◆ **REQUIRED ACTION**:
The records below must be reproduced exactly. Strip out the pictures.

Component data from apps and pages:
──────────────────────────────

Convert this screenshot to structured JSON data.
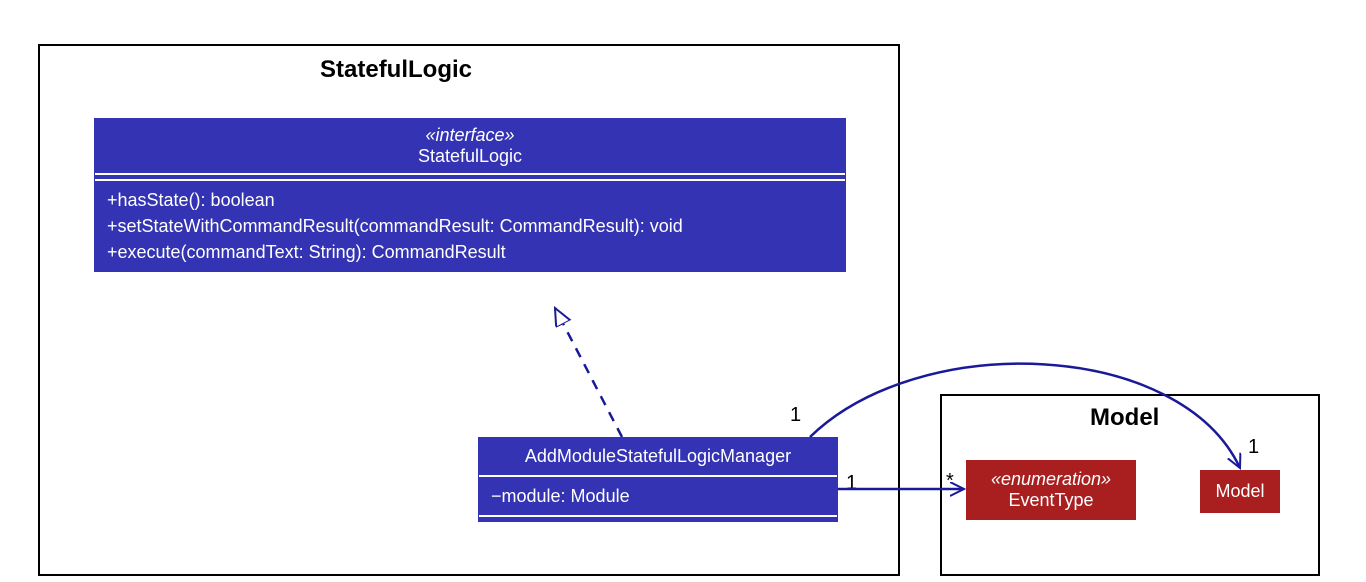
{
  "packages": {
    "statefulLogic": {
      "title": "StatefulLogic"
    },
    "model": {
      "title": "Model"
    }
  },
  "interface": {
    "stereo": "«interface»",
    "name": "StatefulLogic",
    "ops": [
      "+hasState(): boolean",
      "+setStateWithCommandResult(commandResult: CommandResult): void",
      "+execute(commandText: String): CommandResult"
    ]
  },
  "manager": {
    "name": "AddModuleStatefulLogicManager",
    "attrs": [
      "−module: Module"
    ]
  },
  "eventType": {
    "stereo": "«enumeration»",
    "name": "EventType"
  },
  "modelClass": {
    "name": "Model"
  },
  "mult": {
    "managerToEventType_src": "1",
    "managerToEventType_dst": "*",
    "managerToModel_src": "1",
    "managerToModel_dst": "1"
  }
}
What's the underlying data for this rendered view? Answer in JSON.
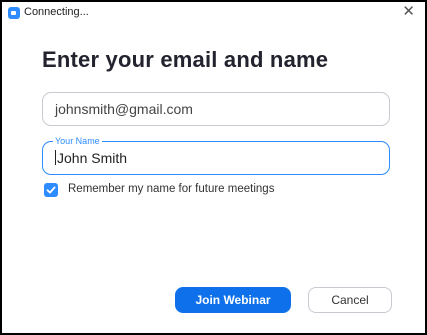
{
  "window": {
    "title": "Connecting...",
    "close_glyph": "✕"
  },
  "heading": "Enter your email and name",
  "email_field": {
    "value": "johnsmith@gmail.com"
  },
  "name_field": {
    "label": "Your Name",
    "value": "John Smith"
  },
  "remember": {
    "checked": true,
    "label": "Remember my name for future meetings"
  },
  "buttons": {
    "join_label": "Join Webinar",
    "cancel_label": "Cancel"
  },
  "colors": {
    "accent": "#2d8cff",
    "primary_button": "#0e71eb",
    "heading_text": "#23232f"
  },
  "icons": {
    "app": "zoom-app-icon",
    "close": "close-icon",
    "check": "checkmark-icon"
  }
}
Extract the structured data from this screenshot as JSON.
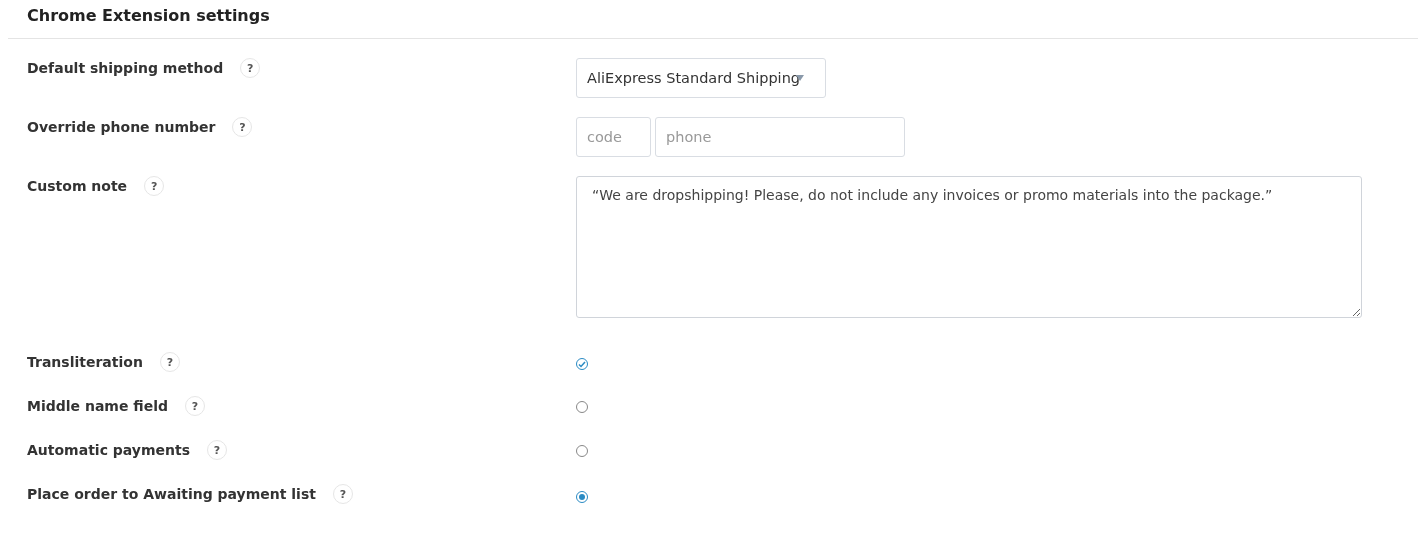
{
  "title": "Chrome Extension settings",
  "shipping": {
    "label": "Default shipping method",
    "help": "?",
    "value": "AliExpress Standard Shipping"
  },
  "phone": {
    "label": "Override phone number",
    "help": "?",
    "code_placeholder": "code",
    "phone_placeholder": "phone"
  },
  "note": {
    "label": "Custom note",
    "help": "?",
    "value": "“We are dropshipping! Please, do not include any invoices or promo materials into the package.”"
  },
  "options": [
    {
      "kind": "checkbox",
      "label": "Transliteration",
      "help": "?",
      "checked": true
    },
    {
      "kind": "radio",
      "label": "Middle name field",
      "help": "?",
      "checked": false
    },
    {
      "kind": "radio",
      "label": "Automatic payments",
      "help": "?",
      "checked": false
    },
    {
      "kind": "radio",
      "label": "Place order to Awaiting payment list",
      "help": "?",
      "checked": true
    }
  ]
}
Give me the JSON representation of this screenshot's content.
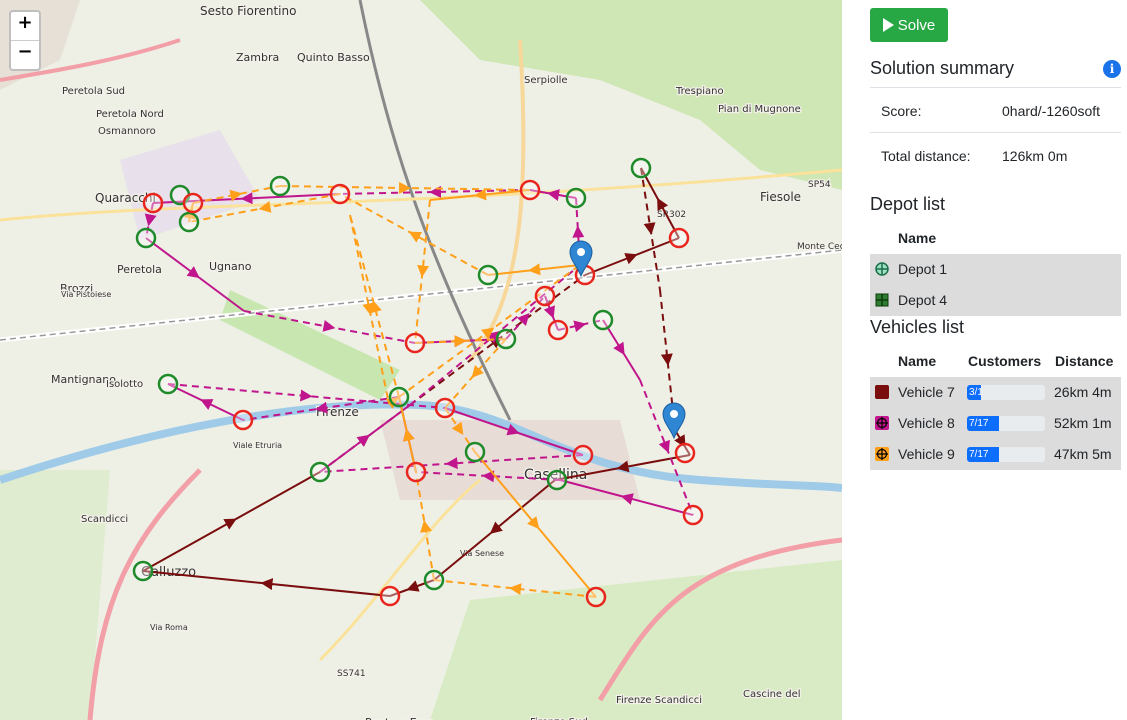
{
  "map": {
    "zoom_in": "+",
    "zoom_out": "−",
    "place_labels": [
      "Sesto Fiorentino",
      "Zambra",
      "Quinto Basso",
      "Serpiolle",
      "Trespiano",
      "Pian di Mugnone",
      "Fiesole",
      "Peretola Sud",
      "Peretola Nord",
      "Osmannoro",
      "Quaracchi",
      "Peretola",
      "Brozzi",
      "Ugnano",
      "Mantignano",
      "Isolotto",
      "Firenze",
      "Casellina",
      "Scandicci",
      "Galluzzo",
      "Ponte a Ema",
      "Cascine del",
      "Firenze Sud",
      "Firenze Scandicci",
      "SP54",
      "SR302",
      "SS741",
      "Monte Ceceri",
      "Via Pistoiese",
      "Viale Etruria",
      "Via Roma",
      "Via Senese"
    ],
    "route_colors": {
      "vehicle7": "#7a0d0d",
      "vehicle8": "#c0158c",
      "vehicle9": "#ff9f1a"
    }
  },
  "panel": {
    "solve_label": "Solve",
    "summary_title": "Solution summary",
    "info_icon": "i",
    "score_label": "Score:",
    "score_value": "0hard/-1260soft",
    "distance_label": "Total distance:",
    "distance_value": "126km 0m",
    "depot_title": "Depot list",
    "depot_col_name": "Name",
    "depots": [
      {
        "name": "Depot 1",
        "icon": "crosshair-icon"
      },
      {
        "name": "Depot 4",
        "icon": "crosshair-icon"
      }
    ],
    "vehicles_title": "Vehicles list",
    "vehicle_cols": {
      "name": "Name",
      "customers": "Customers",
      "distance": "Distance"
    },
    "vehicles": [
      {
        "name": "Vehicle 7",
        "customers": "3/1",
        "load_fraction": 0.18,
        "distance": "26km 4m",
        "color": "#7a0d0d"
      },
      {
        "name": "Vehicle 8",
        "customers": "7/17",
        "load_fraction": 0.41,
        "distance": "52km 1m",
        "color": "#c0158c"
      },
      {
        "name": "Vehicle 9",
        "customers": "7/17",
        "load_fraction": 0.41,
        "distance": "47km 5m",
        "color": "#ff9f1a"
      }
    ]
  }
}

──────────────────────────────

◆ **ANSWER SECTION**:
Convert this screenshot to structured JSON data.
{
  "packages": {
    "statefulLogic": {
      "title": "StatefulLogic"
    },
    "model": {
      "title": "Model"
    }
  },
  "interface": {
    "stereo": "«interface»",
    "name": "StatefulLogic",
    "ops": [
      "+hasState(): boolean",
      "+setStateWithCommandResult(commandResult: CommandResult): void",
      "+execute(commandText: String): CommandResult"
    ]
  },
  "manager": {
    "name": "AddModuleStatefulLogicManager",
    "attrs": [
      "−module: Module"
    ]
  },
  "eventType": {
    "stereo": "«enumeration»",
    "name": "EventType"
  },
  "modelClass": {
    "name": "Model"
  },
  "mult": {
    "managerToEventType_src": "1",
    "managerToEventType_dst": "*",
    "managerToModel_src": "1",
    "managerToModel_dst": "1"
  }
}
What's the underlying data for this rendered view? Answer in JSON.
{
  "window": {
    "title": "Connecting...",
    "close_glyph": "✕"
  },
  "heading": "Enter your email and name",
  "email_field": {
    "value": "johnsmith@gmail.com"
  },
  "name_field": {
    "label": "Your Name",
    "value": "John Smith"
  },
  "remember": {
    "checked": true,
    "label": "Remember my name for future meetings"
  },
  "buttons": {
    "join_label": "Join Webinar",
    "cancel_label": "Cancel"
  },
  "colors": {
    "accent": "#2d8cff",
    "primary_button": "#0e71eb",
    "heading_text": "#23232f"
  },
  "icons": {
    "app": "zoom-app-icon",
    "close": "close-icon",
    "check": "checkmark-icon"
  }
}
Extract the structured data from this screenshot as JSON.
{
  "title": "Chrome Extension settings",
  "shipping": {
    "label": "Default shipping method",
    "help": "?",
    "value": "AliExpress Standard Shipping"
  },
  "phone": {
    "label": "Override phone number",
    "help": "?",
    "code_placeholder": "code",
    "phone_placeholder": "phone"
  },
  "note": {
    "label": "Custom note",
    "help": "?",
    "value": "“We are dropshipping! Please, do not include any invoices or promo materials into the package.”"
  },
  "options": [
    {
      "kind": "checkbox",
      "label": "Transliteration",
      "help": "?",
      "checked": true
    },
    {
      "kind": "radio",
      "label": "Middle name field",
      "help": "?",
      "checked": false
    },
    {
      "kind": "radio",
      "label": "Automatic payments",
      "help": "?",
      "checked": false
    },
    {
      "kind": "radio",
      "label": "Place order to Awaiting payment list",
      "help": "?",
      "checked": true
    }
  ]
}
Give me the JSON representation of this screenshot's content.
{
  "map": {
    "zoom_in": "+",
    "zoom_out": "−",
    "place_labels": [
      "Sesto Fiorentino",
      "Zambra",
      "Quinto Basso",
      "Serpiolle",
      "Trespiano",
      "Pian di Mugnone",
      "Fiesole",
      "Peretola Sud",
      "Peretola Nord",
      "Osmannoro",
      "Quaracchi",
      "Peretola",
      "Brozzi",
      "Ugnano",
      "Mantignano",
      "Isolotto",
      "Firenze",
      "Casellina",
      "Scandicci",
      "Galluzzo",
      "Ponte a Ema",
      "Cascine del",
      "Firenze Sud",
      "Firenze Scandicci",
      "SP54",
      "SR302",
      "SS741",
      "Monte Ceceri",
      "Via Pistoiese",
      "Viale Etruria",
      "Via Roma",
      "Via Senese"
    ],
    "route_colors": {
      "vehicle7": "#7a0d0d",
      "vehicle8": "#c0158c",
      "vehicle9": "#ff9f1a"
    }
  },
  "panel": {
    "solve_label": "Solve",
    "summary_title": "Solution summary",
    "info_icon": "i",
    "score_label": "Score:",
    "score_value": "0hard/-1260soft",
    "distance_label": "Total distance:",
    "distance_value": "126km 0m",
    "depot_title": "Depot list",
    "depot_col_name": "Name",
    "depots": [
      {
        "name": "Depot 1",
        "icon": "crosshair-icon"
      },
      {
        "name": "Depot 4",
        "icon": "crosshair-icon"
      }
    ],
    "vehicles_title": "Vehicles list",
    "vehicle_cols": {
      "name": "Name",
      "customers": "Customers",
      "distance": "Distance"
    },
    "vehicles": [
      {
        "name": "Vehicle 7",
        "customers": "3/1",
        "load_fraction": 0.18,
        "distance": "26km 4m",
        "color": "#7a0d0d"
      },
      {
        "name": "Vehicle 8",
        "customers": "7/17",
        "load_fraction": 0.41,
        "distance": "52km 1m",
        "color": "#c0158c"
      },
      {
        "name": "Vehicle 9",
        "customers": "7/17",
        "load_fraction": 0.41,
        "distance": "47km 5m",
        "color": "#ff9f1a"
      }
    ]
  }
}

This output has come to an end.